1. Wear sunglasses complete with UV protection
Too much exposure to UVR can cause photokeratitis or photo conjunctivitis (more commonly known as “snow blindness”) in the short-term. Continual UVR exposure, particularly exposure to UVB rays, may cause cataracts development, pterygium (a non-cancerous growth over the cornea) or skin cancer of the eyelids.
2. Use Goggles at the Pool
Frequent exposure to chlorine negatively affects the integrity of your corneal epithelium. The epithelium provides a layer of protection to your cornea from irritants and pathogens. If that protection is compromised, you have an increased likelihood of corneal abrasion or other eye injuries.
3. Wash hands and avoid rubbing eyes
Studies indicate that the best way to protect yourself from the spread of communicable disease is simply to wash your hands on a regular basis. This practice is crucial to avoid contracting eye-related conditions such as conjunctivitis. You often develop conjunctivitis after touching something that someone else has touched after they rubbed their eyes.
4. Wear hats
Have your child wear a hat with a wide brim. It not only provides additional protection against sunburn on susceptible areas like the nose, neck and ears, but it also helps to protect their eyes from harmful UV rays. Not all sunlight enters the eye direct from the front. Have your child wear a hat with a wide brim. It not only provides additional protection against sunburn on susceptible areas like the nose, neck and ears, but it also helps to protect their eyes from harmful UV rays. Not all sunlight enters the eye direct from the front.
5. Wear eye protection during outdoor activities
You should try to protect yourself, as much as practically possible, from contact with foreign bodies including sand) that can cause abrasions to your eye. If a child gets sand into his eyes, take the child immediately to a sink with running water. Do not allow them to rub their eyes as this can scratch the outer layer of the eye known as the cornea. Use a clean cup to pour water over the eyes to remove sand. Encourage blinking and do not discourage crying, because tears remove eye irritants. If flushing and blinking does not work, seek immediate medical attention.
6. Opt for shade when possible
Opt for shade whenever possible, especially between 10am and 2pm when the sunlight is the strongest.
7. Drink plenty of water

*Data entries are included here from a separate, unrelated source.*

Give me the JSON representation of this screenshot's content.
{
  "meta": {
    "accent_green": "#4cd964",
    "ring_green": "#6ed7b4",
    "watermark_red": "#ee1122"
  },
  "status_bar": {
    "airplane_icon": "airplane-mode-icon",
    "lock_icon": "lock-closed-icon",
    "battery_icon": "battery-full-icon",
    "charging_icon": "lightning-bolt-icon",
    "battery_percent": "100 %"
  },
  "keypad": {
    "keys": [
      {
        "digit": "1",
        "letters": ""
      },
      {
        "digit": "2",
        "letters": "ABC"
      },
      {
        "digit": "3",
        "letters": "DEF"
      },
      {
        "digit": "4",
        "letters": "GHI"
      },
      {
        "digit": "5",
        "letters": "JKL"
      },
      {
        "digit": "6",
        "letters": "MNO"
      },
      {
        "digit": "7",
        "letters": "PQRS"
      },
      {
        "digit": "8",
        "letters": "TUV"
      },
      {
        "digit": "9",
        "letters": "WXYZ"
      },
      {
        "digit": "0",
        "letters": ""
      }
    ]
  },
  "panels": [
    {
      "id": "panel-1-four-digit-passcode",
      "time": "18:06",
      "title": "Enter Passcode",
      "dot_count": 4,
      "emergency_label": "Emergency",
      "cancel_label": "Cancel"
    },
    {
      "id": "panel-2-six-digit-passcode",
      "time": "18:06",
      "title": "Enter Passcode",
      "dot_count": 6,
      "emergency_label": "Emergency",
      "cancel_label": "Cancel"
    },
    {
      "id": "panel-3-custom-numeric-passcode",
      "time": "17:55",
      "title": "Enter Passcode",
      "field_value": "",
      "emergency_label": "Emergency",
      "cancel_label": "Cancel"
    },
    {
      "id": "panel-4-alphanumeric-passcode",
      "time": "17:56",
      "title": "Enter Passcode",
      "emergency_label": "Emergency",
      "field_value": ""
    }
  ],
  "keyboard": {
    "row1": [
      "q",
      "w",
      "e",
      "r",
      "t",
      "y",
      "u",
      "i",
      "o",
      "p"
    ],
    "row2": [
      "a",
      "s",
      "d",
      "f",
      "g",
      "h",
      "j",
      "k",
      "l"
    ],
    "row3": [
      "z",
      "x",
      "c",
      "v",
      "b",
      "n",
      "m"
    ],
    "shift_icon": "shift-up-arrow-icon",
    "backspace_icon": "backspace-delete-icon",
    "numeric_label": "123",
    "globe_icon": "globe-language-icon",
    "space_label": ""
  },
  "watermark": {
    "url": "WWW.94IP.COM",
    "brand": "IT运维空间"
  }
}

During the summer, people are more likely to become dehydrated, which can affect their eyes. Serious dehydration makes it harder for the body to produce tears, leading to dry eye symptoms and other vision problems. Drinking plenty of water each day can prevent and reverse many of the negative effects of dehydration, as well as providing fluid for normal eye function.
8. Use eye drops when needed
Lee Ware, Virginia Delegate
“Having spent three decades teaching History and Government to young people, naturally the wellbeing of our children in school is of immense importance to me. How well children can read can determine the quality of their learning, and poor vision is by definition an impediment to reading. Consequently, I admire—and support—Conexus in its mission to expand vision-testing for school pupils.”
When 5-year-old Preston went to school one day, there was a lady there to check his eyes. It was important, his teacher told him, because he needed to be able to see well to read and learn.
Preston was a little nervous, but the lady showed him the box that she would be using to screen his vision. It looked a little bit like the pad he used to play games and watch cartoons. All he had to do was stand still for a few seconds while she looked at him through that box. It was over before he knew it!
This quick and easy screening, called VisioCheck and conducted by Conexus, determined that Preston had astigmatism. Astigmatism can cause blurred vision, which can impact reading and many other activities.
Read the full article: http://bit.ly/2DSBJHV
As Conexus continues its growth, reaching tens of thousands of children each year through mass screenings, the organization is convening a panel of experts to formally review and approve Conexus programs as best practice. To provide a broad , well rounded perspective of the program, the panel includes representation from the both the medical and education community and consists of two pediatric ophthalmologists, two optometrists, a representative from public health, a representative from public education, and a representative from early childhood education. The committee will be staffed by Conexus.
Halloween has been a longtime favorite tradition for kids of all ages. A few important safety tips to remember when selecting that perfect costume:
Many costumes come with “props” – some of these props (wands, swords, canes, sticks, etc…) can have sharp or pointed ends. Moving around (especially in the dark) with some of these props can create a hazard for your eyes. Please give strong consideration as to age appropriate props for costumes and think ahead about some of potential tripping hazards of moving in groups in the dark.
You should also make sure that costumes fit well; costumes that are too long or otherwise present tripping hazards should be avoided. Be sure that your walkway is clear of debris and decorations that could trip trick-or-treaters as well.
Also worth mentioning are Cosmetic contact lenses, false eyelashes, and make up. Contact lenses should never be worn without a prescription. Contact lenses, when fitted or worn improperly, can cause serious eye conditions. Use extra caution, especially in younger children who may be more prone to rubbing their eyes, when applying heavy makeup and lashes to the eyes.
Read this article from Eyecare.org about these and other "Halloween Hazards."